What do “Yesterday,” “Satisfaction,” “My Generation,” “The Sound of Silence,” “California Girls,” and “Like a Rolling Stone” all have in common? They were all hits in 1965, the year author Andrew Grant Jackson calls “the most revolutionary year in music.” In 1965: The Most Revolutionary Year in Music, Jackson weaves a fascinating narrative of how popular music and social change influenced one another to create a year memorable not only for great music, but also for great progress in American culture. In this whirlwind tour of multiple genres of music as well as multiple pressing political issues, Jackson states a compelling case for 1965 as a key turning point in American music and society as well as provides a mirror for how music and society interact today, 50 years later.

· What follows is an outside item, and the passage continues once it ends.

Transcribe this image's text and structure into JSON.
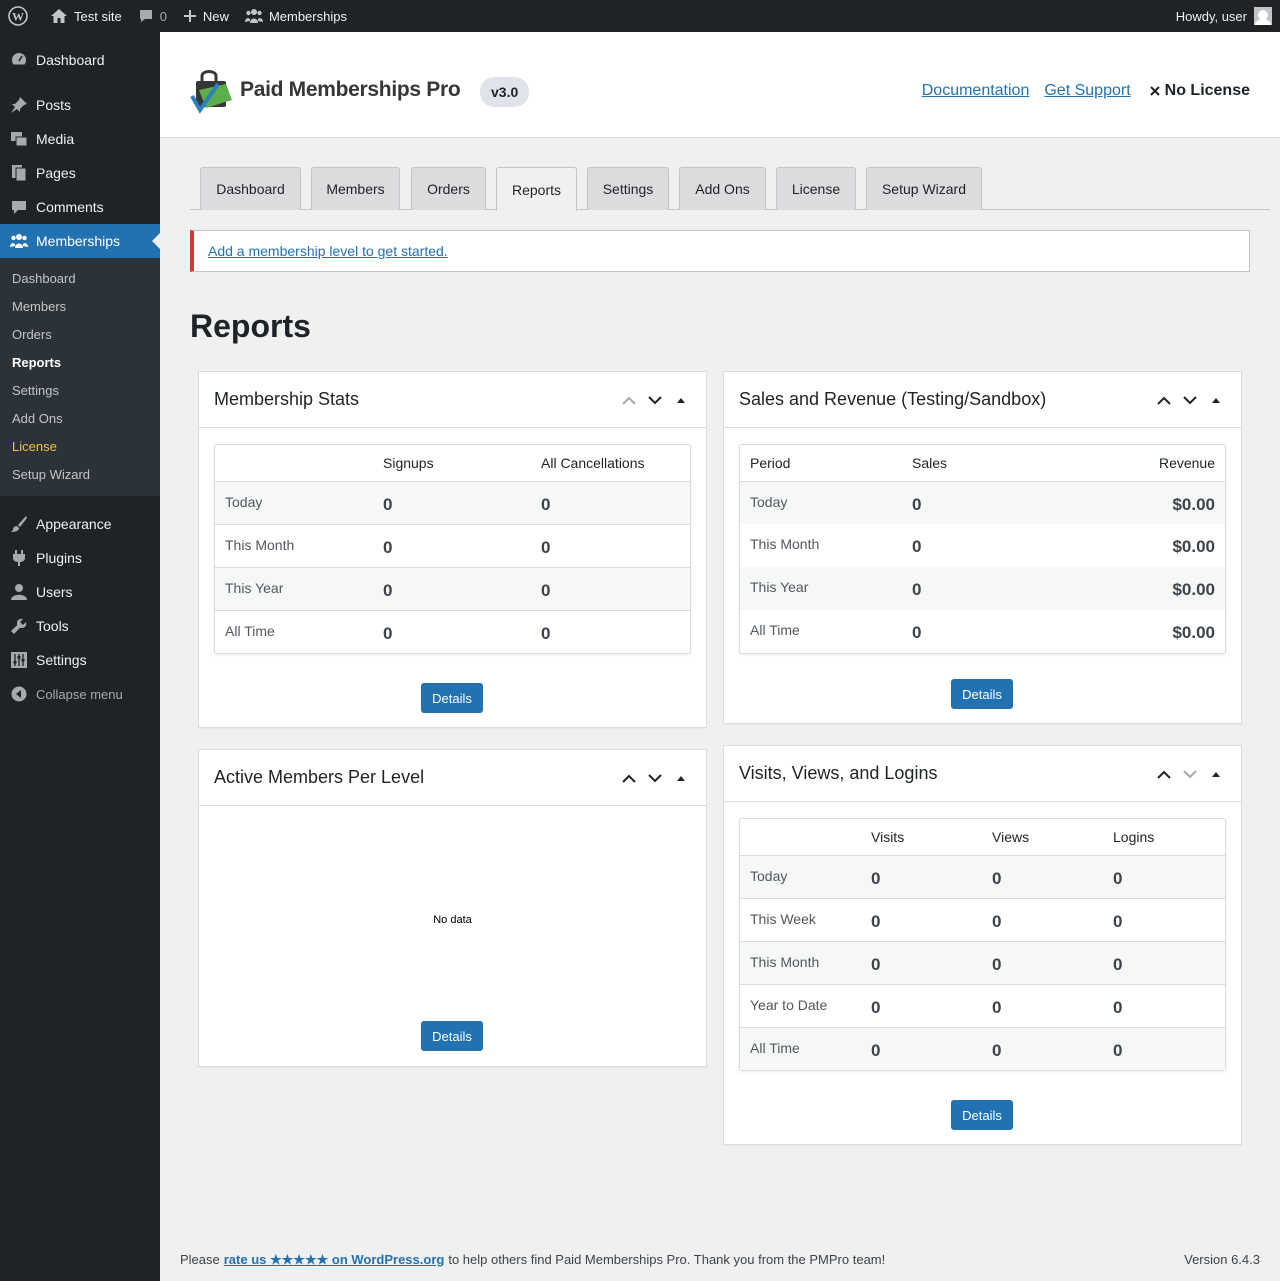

Please come over to Picture This at Big Think to read more of "Like a Rolling Stone: Was 1965 the Most Revolutionary Year in Music?"